Stakeholder responses to climate change in the Swiss Alps. (2007)

Please fill the following information to request the publication in hardcopy. We will get in touch with you shortly.

All form fields are required.
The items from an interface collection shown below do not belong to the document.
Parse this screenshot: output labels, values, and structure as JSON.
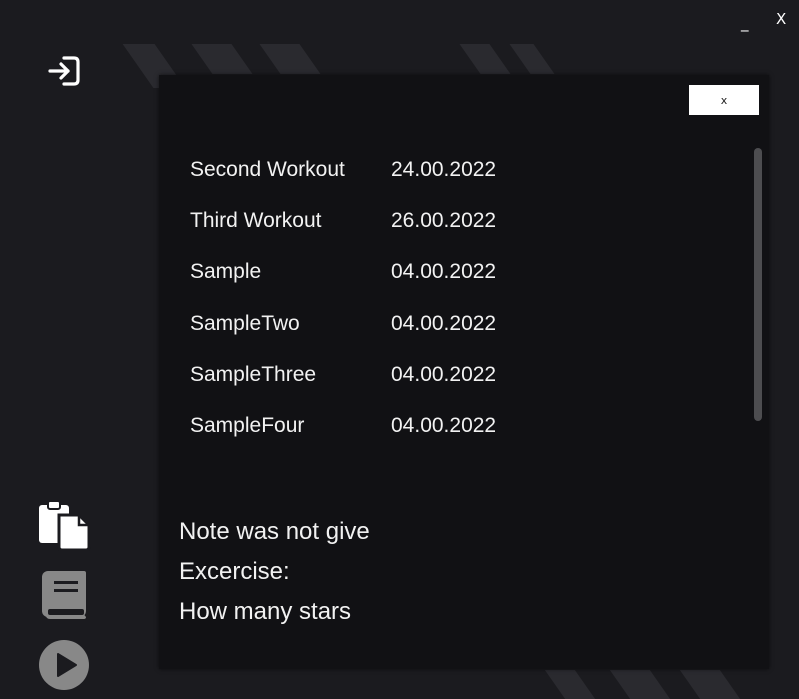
{
  "window": {
    "minimize_label": "_",
    "close_label": "X"
  },
  "sidebar": {
    "icons": [
      "login-icon",
      "clipboard-copy-icon",
      "book-icon",
      "play-icon"
    ]
  },
  "panel": {
    "close_label": "x",
    "workouts": [
      {
        "name": "Second Workout",
        "date": "24.00.2022"
      },
      {
        "name": "Third Workout",
        "date": "26.00.2022"
      },
      {
        "name": "Sample",
        "date": "04.00.2022"
      },
      {
        "name": "SampleTwo",
        "date": "04.00.2022"
      },
      {
        "name": "SampleThree",
        "date": "04.00.2022"
      },
      {
        "name": "SampleFour",
        "date": "04.00.2022"
      }
    ],
    "note": "Note was not give",
    "exercise_label": "Excercise:",
    "stars_label": "How many stars"
  },
  "colors": {
    "background": "#1b1b1f",
    "panel": "#111114",
    "text": "#f2f2f2",
    "scrollbar": "#4d4d50"
  }
}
The Alps will experience some of the most pronounced effects of climate change due to a combination of their latitudinal positioning, altitude and unique eco-systems, placing socioeconomic stresses on alpine communities, particularly those that rely on seasonal tourism. How stakeholders need to respond to climate change within the Alps has been well documented in the academic literature, with studies focussing on measures to minimise damage on winter ski tourism and from increased natural hazards. During the winter of 2006/2007 there was increasing academic and media attention on the ability of mountain areas to maintain successful winter tourism. Studies into tourism adaptation within the Swiss Alps have so far focussed on the adaptation options and needs of different stakeholders. These concepts of adaptation measures were tested on stakeholders from the private and public sector within two case study areas within the Swiss Alps, both part of the communes of the UNESCO World Heritage Site, Jungfrau Aletsch Bietschorn. The qualitative methodology aimed to better ascertain the barriers to adaptation that local communities faced. Within Switzerland there is a well-established decentralised framework for decision-making and planning, which this study takes into account in its analysis of the measures in place within different stakeholder groups. A series of semi-structured interviews took place to assess the response of stakeholders from the private and public sectors across the local, regional and national level to the increasing risks of climate change on their economic livelihoods. Adaptation strategies were found to be evenly segmented across the different sectors and levels, but also focused almost entirely on maintaining the status quo of winter tourism, through technical or marketing measures, while increasing the market share of summer tourism for the destination. In general, apathy towards alternative adaptive measures, as well as frustration with tourists? expectation and understanding of the natural alpine environment was found to be most prevalent at the local level. The final section looks at how these issues can be addressed within the local, national and international context, within and outside of the tourism sector. It concludes that the socio-economic consequences will only be minimised if stakeholders take action to significantly diversify the alpine economy outside the realms of winter tourism, increase the understanding of nature and the climate change issue within the alpine region, and improve the dissemination of information across the research, administrative, local and tourist communities.
Year: 2007
Language: English